But Razer says the Edge offers a few key advantages over most phones. First, it has a fan for active cooling, which should lead to better performance during long gaming sessions. Second, the Kishi v2 Pro controller has a few features you don’t get from the non-Pro version, including haptic feedback and a 3.5mm audio passthrough port. The controller is only available to customers who buy a Razer Edge at this point.
And one of the key benefits of using a dedicated device for gaming is that, well, it’s not your phone. You won’t miss any important phone calls, text messages, or other notifications if your Razer Edge battery dies. And since the Edge is designed as a gaming-first device, it offers more of a distraction-free experience than your phone, which probably had dozens of apps.

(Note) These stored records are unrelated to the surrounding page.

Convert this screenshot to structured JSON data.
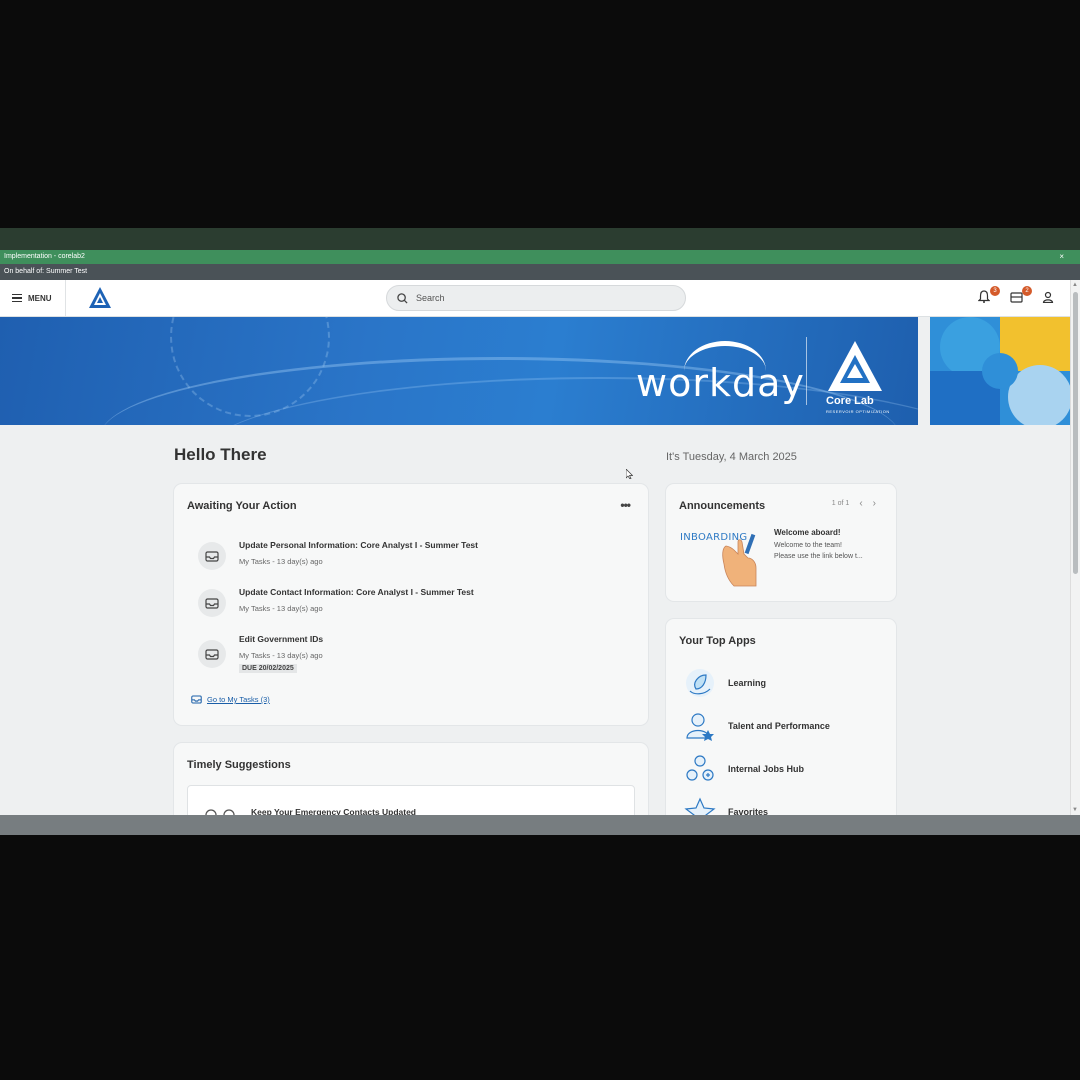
{
  "window": {
    "impl_title": "Implementation - corelab2",
    "close_glyph": "×",
    "on_behalf": "On behalf of: Summer Test"
  },
  "header": {
    "menu_label": "MENU",
    "search_placeholder": "Search",
    "notification_count": "3",
    "inbox_count": "2"
  },
  "banner": {
    "brand": "workday",
    "partner": "Core Lab",
    "partner_tagline": "RESERVOIR OPTIMIZATION"
  },
  "greeting": "Hello There",
  "date_text": "It's Tuesday, 4 March 2025",
  "awaiting": {
    "title": "Awaiting Your Action",
    "more_glyph": "•••",
    "tasks": [
      {
        "title": "Update Personal Information: Core Analyst I - Summer Test",
        "meta": "My Tasks - 13 day(s) ago"
      },
      {
        "title": "Update Contact Information: Core Analyst I - Summer Test",
        "meta": "My Tasks - 13 day(s) ago"
      },
      {
        "title": "Edit Government IDs",
        "meta": "My Tasks - 13 day(s) ago",
        "due": "DUE 20/02/2025"
      }
    ],
    "goto_label": "Go to My Tasks (3)"
  },
  "suggestions": {
    "title": "Timely Suggestions",
    "item": "Keep Your Emergency Contacts Updated"
  },
  "announcements": {
    "title": "Announcements",
    "pager": "1 of 1",
    "prev_glyph": "‹",
    "next_glyph": "›",
    "image_text": "INBOARDING",
    "headline": "Welcome aboard!",
    "body_line1": "Welcome to the team!",
    "body_line2": "Please use the link below t..."
  },
  "top_apps": {
    "title": "Your Top Apps",
    "items": [
      {
        "label": "Learning",
        "icon": "learning-icon"
      },
      {
        "label": "Talent and Performance",
        "icon": "talent-icon"
      },
      {
        "label": "Internal Jobs Hub",
        "icon": "jobs-hub-icon"
      },
      {
        "label": "Favorites",
        "icon": "favorites-icon"
      }
    ]
  },
  "colors": {
    "impl_bar": "#3f8f5c",
    "behalf_bar": "#4a5257",
    "banner_blue": "#2a75c8",
    "link_blue": "#1a5ea8",
    "badge": "#d45a2a"
  }
}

I’ll leave it to you to decide whether that’s worth spending $400 or more on.
Here’s an overview of key specs for the Razer Edge and Razer Edge 5G:
|Razer Edge / Edge 5G specs|
2400 x 1080 pixels
Up to 144 Hz
|Processor||Qualcomm Snapdragon G3x Gen 1|
|RAM||6GB (WiFi) / 8GB (5G)|
|Storage||128GB UFS 3.1|
5G model: mmWave and sub-6GHz, 4G LTE Cat 22
|Ports||1 x USB Type-C|
1 x microSD card reader (up to 2TB)
1 x SIM card slot
|Audio||2 x speakers|
2 x digital mics
1 x 3.5mm audio jack (in Razer Kishi v2 controller)
|Camera||5MP front-facing (1080p/60fps)|
|Dimensions||260 x 85 x 11mm|
|Weight||264 grams (tablet)|
401 grams (tablet + controller)
|Pricing/availability||$400 / January 26 (WiFi model)|
$360 – $600 / January 26 (Verizon 5G)
The Wi-Fi model was silently updated to 6GB RAM..
Well that’s annoying. I’ve updated the article to reflect that change. Thanks for bringing it to our attention!
How is it a “game console” when it’s and android phone ?!? Almost every flagship has these specs…
This isn’t a good sell, and it won’t be successful. It’s basically an Android Phone with a Controller, and has no exclusive or AAA-titles.
The problem is that a console lives and dies by its games. Compare the XB1 and XB1S, to the likes of the Nintendo Switch. Microsoft’s console has roughly x2 Performance, is cheaper, and had a 3-Year lead in terms of market penetration.
But I would wager that in 2030 most people won’t remember the XB1, whereas the Nintendo Switch will be remembered.
It’s the games that matter most. Other factors like availability, price, and performance, and marketing matter too. But the games are most important.
It’s also why the PS Vita Slim, was vastly superior to the Nintendo 3DS and new3DS, and their variants. On basically all fronts. However, Nintendo had a lot more success because they had a strong first-party lineup, whereas Sony’s Gaming Studios neglected it and focused on the PS3 Slim during it’s lifetime. By the time the PS4 launched the PS Vita was all but abandoned/discontinued.
Why does it need exclusive games to be successful? Millions of android games plus very good emulation capabilities is not enough for a market? How many have phones more capable than this? You would still have to get a controller on top of that.
I wonder, can it make phone calls as well? On the Verizon website it shows 5G/4G connectivity and doesn’t specify data only…
Not traditionally. You could install a VoIP app like Google Voice.
This is not a phone. It is being sold as a tablet on Verizon’s website. It is, however, a very small tablet.